Council listens to public feedback on proposed changes to Gypsy and Traveller sites
5 December 2017
Central Bedfordshire Council agrees to continue working with residents to address a number of health, safety and welfare issues at two Gypsy and Traveller sites in Billington.
We consulted on some options and asked for other ideas to address the ongoing and deteriorating issues at the sites. One option was to buy some land close to the existing sites, build a new Gypsy and Traveller site which would be owned and managed by the Council and then close the existing sites. The consultation also sought feedback on an option which involved changing the planning conditions on the sites. We were also open to any other ideas people had for addressing the issues.
Positive and constructive dialogue
Although there was slight majority support for the new site option there was also considerable concern about the cost of building a new site and where the money would come from.
The consultation has also opened up a very positive and constructive dialogue between us and the site residents. The residents have acknowledged that things need to change and are prepared to work with us to address the issues. Progress has already been made in terms of clarifying land ownership and residents engaging with the utility companies and our planning team to address these issues.
Today, the Executive agreed to continue to work with residents to address the issues as long as progress is being made and the sites are brought up to the required standard. The Executive, also however, agreed to continue to plan for the option to set up a new council managed site so that, if necessary this could be progressed without delay.
Greenacres and The Stables Gypsy and Traveller sites are located in Billington, Bedfordshire. These sites are privately owned. The issues include breaches of planning permissions, absence of licensing, unsafe infrastructure (sewage, clean water to site and electricity supplies), anti-social behaviour, crime and a recent history of modern day slavery.
Councillor Kevin Collins, Deputy Executive Member for Corporate Resources, said: “The health, safety and wellbeing of those living on the sites and those in the wider community is our primary concern but we also recognise that the cost of building a new site is a significant investment of public money.
“We are committed to addressing the issues and if this can be achieved by working with the residents on the sites then this is the best approach.
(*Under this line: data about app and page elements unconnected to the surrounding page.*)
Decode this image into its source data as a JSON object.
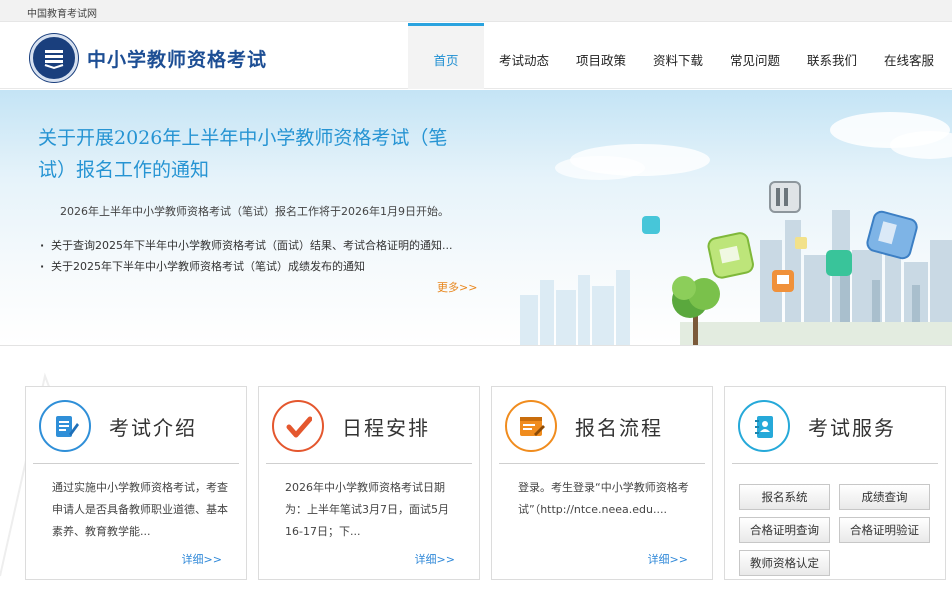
{
  "topbar": {
    "site_label": "中国教育考试网"
  },
  "header": {
    "title": "中小学教师资格考试",
    "logo_icon": "book-emblem-icon"
  },
  "nav": {
    "items": [
      {
        "label": "首页",
        "active": true
      },
      {
        "label": "考试动态"
      },
      {
        "label": "项目政策"
      },
      {
        "label": "资料下载"
      },
      {
        "label": "常见问题"
      },
      {
        "label": "联系我们"
      },
      {
        "label": "在线客服"
      }
    ]
  },
  "banner": {
    "headline": "关于开展2026年上半年中小学教师资格考试（笔试）报名工作的通知",
    "subline": "2026年上半年中小学教师资格考试（笔试）报名工作将于2026年1月9日开始。",
    "news": [
      "关于查询2025年下半年中小学教师资格考试（面试）结果、考试合格证明的通知...",
      "关于2025年下半年中小学教师资格考试（笔试）成绩发布的通知"
    ],
    "more_label": "更多>>"
  },
  "cards": [
    {
      "title": "考试介绍",
      "icon": "document-pen-icon",
      "text": "通过实施中小学教师资格考试，考查申请人是否具备教师职业道德、基本素养、教育教学能...",
      "more": "详细>>"
    },
    {
      "title": "日程安排",
      "icon": "checkmark-icon",
      "text": "2026年中小学教师资格考试日期为：上半年笔试3月7日，面试5月16-17日；下...",
      "more": "详细>>"
    },
    {
      "title": "报名流程",
      "icon": "browser-form-icon",
      "text": "登录。考生登录“中小学教师资格考试”（http://ntce.neea.edu....",
      "more": "详细>>"
    },
    {
      "title": "考试服务",
      "icon": "contact-book-icon",
      "buttons": [
        "报名系统",
        "成绩查询",
        "合格证明查询",
        "合格证明验证",
        "教师资格认定"
      ]
    }
  ],
  "colors": {
    "accent": "#2aa3df",
    "brand": "#1d4e94",
    "more": "#e8871e",
    "card_icon_1": "#2f8fd8",
    "card_icon_2": "#e4572e",
    "card_icon_3": "#f08c1e",
    "card_icon_4": "#26a9d9"
  }
}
We will expect to see progress on all issues though and we still have the possibility of closing these sites if necessary.”